Oh boy...NOW you've got me going. Siddown and let me try to spin this for all the cynics out there. <br><br>I couldn't begin without announcing that I was one of the many engineers who worked on Genesis, including the Sample Return Capsule...we'll see what went wrong. So, I suppose in some degree you can blame me. To say the least, it is personally crushing to see pictures of that fresh crater in Utah, but I have also learned to see the bright side.<br><br>Let me tell you that very little was left to chance in the Genesis project, and the tiny amount that was (so that there were "three nines" of reliability instead of four) was carefully traded against what could be delivered using untried methods vs. the know-how on hand. To get Genesis designed and built in the time allotted, send it to where it had to go on a (puny) Delta II rocket and back again on a direct entry trajectory -- even if only to wind up as a "lawn dart" in the Utah dirt -- is nothing short of remarkable. Believe me kids, there is a LOT of success here, but it's too hard for your average customer to fathom this (especially when they're brainwashed into believing the war in Iraq is a "Mission Accomplished").<br><br>If for the past 25 years NASA were not hamstrung by the inane budgets favoring politicized boondoggles like the Shuttle, ISS, and now it seems, manned Mars missions, a whole lot more science and real discovery could've been done. Sure, manned missions stoke the pioneering human spirit, and like most people I get a visceral charge out of seeing humans working off the Earth. But manned spaceflight has always delivered very little for an obsene expenditure of money. NASA should be commended for doing so much with the so little that is left over for real deep space exploration. <br><br>What's more, Genesis was spawned out of the (now retired) "Better-Faster-Cheaper" philosophy, whereby lots of slimmed down missions could be launched quickly and economically without "putting all the eggs into one basket." It was technologically accepted that this would result in a higher number of failures. However, through multiplicity a calculated percentage of the overall science would still be achieved. This is a simple "bang for the buck" approach during a time when things looked far worse for NASA than they even do now. (I'm surpised that a nation of Wal-Marters and Sam's Clubbers don't eat this up) <br><br>Believe it or not, $260M is pretty damn cheap for a spacecraft that has still delivered a lot, and with the wreckage -- however sad --fortunately in hand we WILL find out and learn from what went wrong. This is a big change from the Viking days, which was a fantastic accomplishment and unqualified success. But a staggering amount of money ($billions) was put on the line, all or nothing. <br><br>What NASA failed to understand before going ahead with the BFC approach is that the taxpaying public cannot stomach ANY failures, even when they fall within the formulated bounds of what is to be expected for systems that push way beyond the state-of-the-art envelope. Americans hate losers.<br><br>Deep space is the most unforgiving of environments, and "routine" space exploration will not happen in our lifetimes. We should all look at the glass as half full.<br><br>Congratulations to NASA and the Genesis Team, for meeting the challenge! You get another chance with Stardust, so hang in there.<br><br>P.S. Cassini reached Saturn precisely when it was expected to, following an eight year journey that employed an ingeneously designed trajectory utilizing FIVE planetary gravity assists so more science could be stuffed on board in place of more propellant.<br><br>There, I'm done now. <br><br><br><br>

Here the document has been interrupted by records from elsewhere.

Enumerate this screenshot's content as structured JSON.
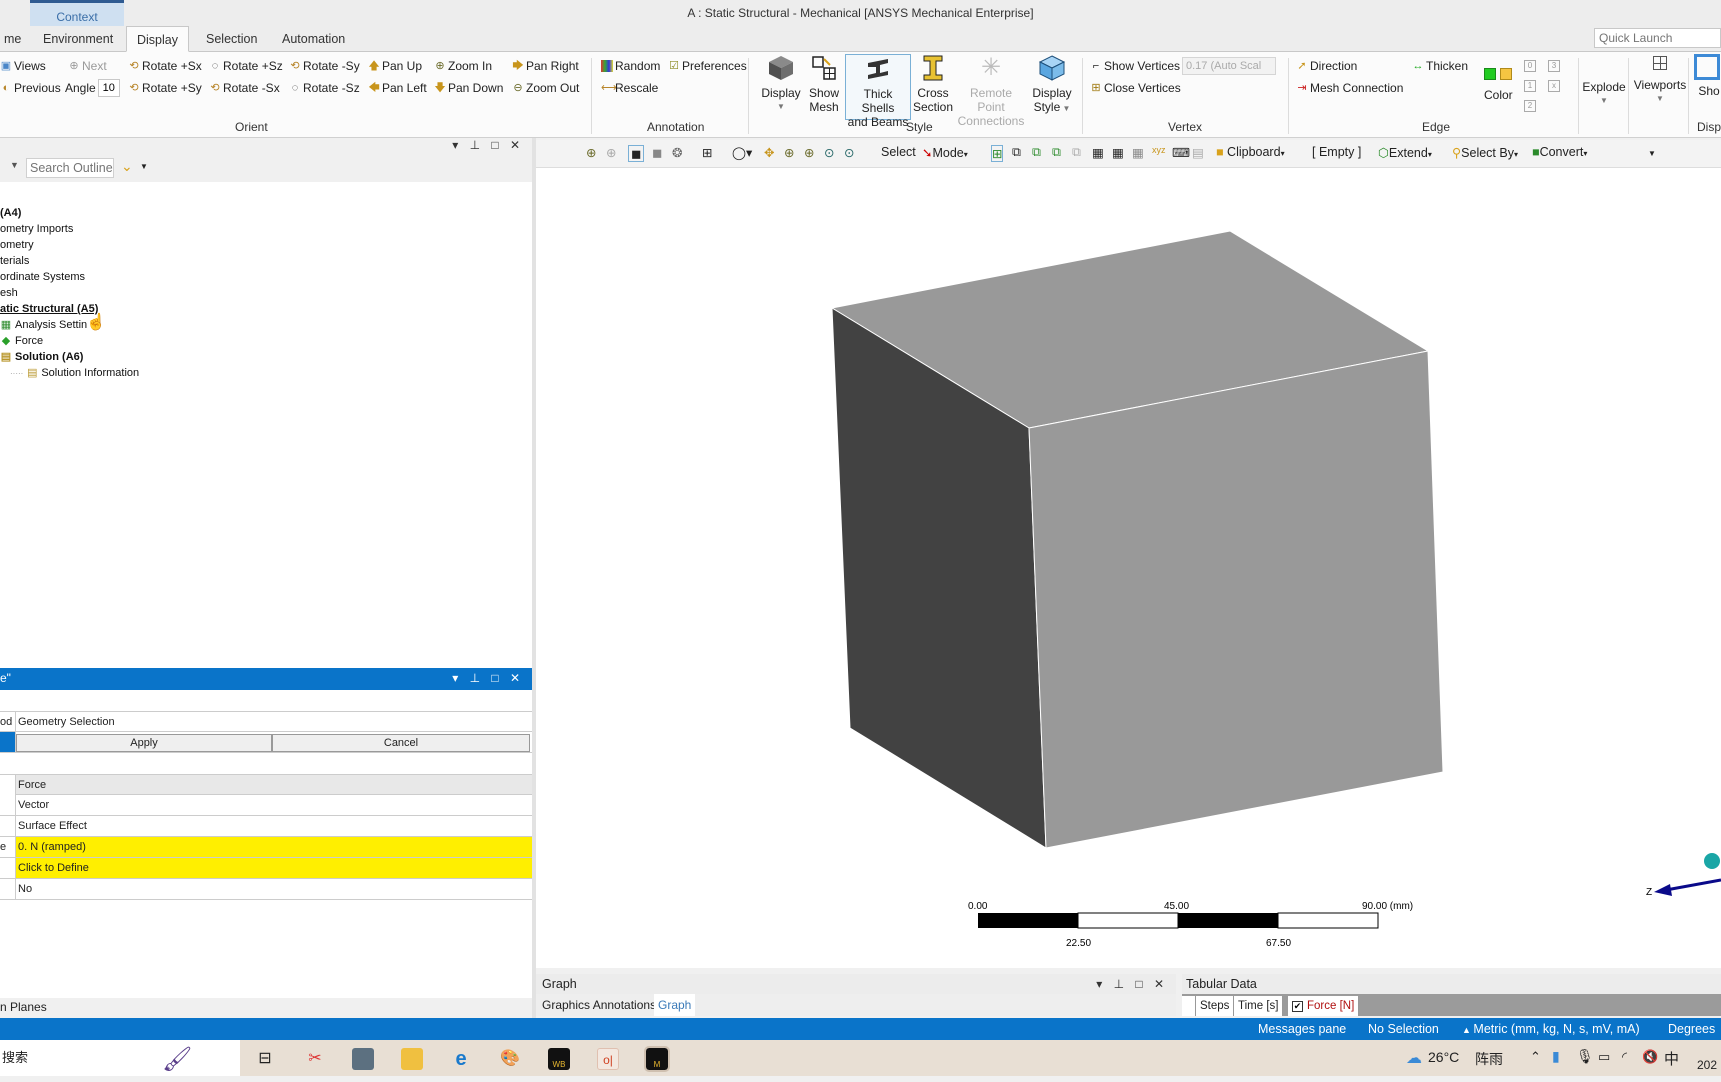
{
  "window": {
    "context_tab": "Context",
    "title": "A : Static Structural - Mechanical [ANSYS Mechanical Enterprise]"
  },
  "ribbon_tabs": [
    {
      "label": "me",
      "active": false
    },
    {
      "label": "Environment",
      "active": false
    },
    {
      "label": "Display",
      "active": true
    },
    {
      "label": "Selection",
      "active": false
    },
    {
      "label": "Automation",
      "active": false
    }
  ],
  "quick_launch": {
    "placeholder": "Quick Launch"
  },
  "orient": {
    "group_label": "Orient",
    "views": "Views",
    "next": "Next",
    "previous": "Previous",
    "angle_label": "Angle",
    "angle_value": "10",
    "rotate_pos_sx": "Rotate +Sx",
    "rotate_pos_sz": "Rotate +Sz",
    "rotate_neg_sy": "Rotate -Sy",
    "rotate_pos_sy": "Rotate +Sy",
    "rotate_neg_sx": "Rotate -Sx",
    "rotate_neg_sz": "Rotate -Sz",
    "pan_up": "Pan Up",
    "pan_left": "Pan Left",
    "pan_down": "Pan Down",
    "pan_right": "Pan Right",
    "zoom_in": "Zoom In",
    "zoom_out": "Zoom Out"
  },
  "annotation": {
    "group_label": "Annotation",
    "random": "Random",
    "preferences": "Preferences",
    "rescale": "Rescale"
  },
  "style": {
    "group_label": "Style",
    "display": "Display",
    "show_mesh_1": "Show",
    "show_mesh_2": "Mesh",
    "thick_1": "Thick Shells",
    "thick_2": "and Beams",
    "cross_1": "Cross",
    "cross_2": "Section",
    "remote_1": "Remote Point",
    "remote_2": "Connections",
    "display_style_1": "Display",
    "display_style_2": "Style"
  },
  "vertex": {
    "group_label": "Vertex",
    "show_vertices": "Show Vertices",
    "scale_value": "0.17 (Auto Scal",
    "close_vertices": "Close Vertices"
  },
  "edge": {
    "group_label": "Edge",
    "direction": "Direction",
    "thicken": "Thicken",
    "mesh_connection": "Mesh Connection",
    "color": "Color",
    "small_buttons": [
      "0",
      "1",
      "2",
      "3",
      "x"
    ]
  },
  "display_group": {
    "explode": "Explode",
    "viewports": "Viewports",
    "show": "Sho",
    "group_label": "Disp"
  },
  "outline": {
    "search_placeholder": "Search Outline",
    "items": [
      {
        "label": "(A4)",
        "bold": true
      },
      {
        "label": "ometry Imports"
      },
      {
        "label": "ometry"
      },
      {
        "label": "terials"
      },
      {
        "label": "ordinate Systems"
      },
      {
        "label": "esh"
      },
      {
        "label": "atic Structural (A5)",
        "bold": true,
        "underline": true
      },
      {
        "label": "Analysis Settin"
      },
      {
        "label": "Force"
      },
      {
        "label": "Solution (A6)",
        "bold": true
      },
      {
        "label": "Solution Information"
      }
    ]
  },
  "details": {
    "title": "e\"",
    "rows": [
      {
        "key": "od",
        "value": "Geometry Selection"
      },
      {
        "apply": "Apply",
        "cancel": "Cancel"
      },
      {
        "key": "",
        "value": "Force",
        "style": "gray"
      },
      {
        "key": "",
        "value": "Vector"
      },
      {
        "key": "",
        "value": "Surface Effect"
      },
      {
        "key": "e",
        "value": "0. N  (ramped)",
        "style": "yellow"
      },
      {
        "key": "",
        "value": "Click to Define",
        "style": "yellow"
      },
      {
        "key": "",
        "value": "No"
      }
    ]
  },
  "bottom_left_tab": "n Planes",
  "view_toolbar": {
    "select": "Select",
    "mode": "Mode",
    "clipboard": "Clipboard",
    "empty": "[ Empty ]",
    "extend": "Extend",
    "select_by": "Select By",
    "convert": "Convert"
  },
  "scale_bar": {
    "labels_top": [
      "0.00",
      "45.00",
      "90.00 (mm)"
    ],
    "labels_bottom": [
      "22.50",
      "67.50"
    ]
  },
  "triad": {
    "z_label": "Z"
  },
  "graph": {
    "title": "Graph",
    "tabs": [
      "Graphics Annotations",
      "Graph"
    ]
  },
  "tabular": {
    "title": "Tabular Data",
    "columns": [
      "Steps",
      "Time [s]",
      "Force [N]"
    ]
  },
  "status": {
    "messages": "Messages pane",
    "selection": "No Selection",
    "units": "Metric (mm, kg, N, s, mV, mA)",
    "angle": "Degrees"
  },
  "taskbar": {
    "search": "搜索",
    "weather_temp": "26°C",
    "weather_text": "阵雨",
    "ime": "中",
    "clock": "202",
    "apps": [
      "task-view",
      "snipping-tool",
      "calculator",
      "file-explorer",
      "internet-explorer",
      "paint",
      "workbench",
      "office",
      "mechanical"
    ]
  },
  "colors": {
    "accent": "#0a74c9",
    "yellow_row": "#ffef00",
    "cube_light": "#999999",
    "cube_dark": "#424242"
  }
}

  • deccles [David Eccles]
  • 09/10/2004 03:36PM
When a golf ball lands in a bunker and stays where it lands, it forms a concentric circle. We call it a fried egg. Guess the nasa engineers were thinking about their last round of 18. It's too bad really. What a waste of 260 million.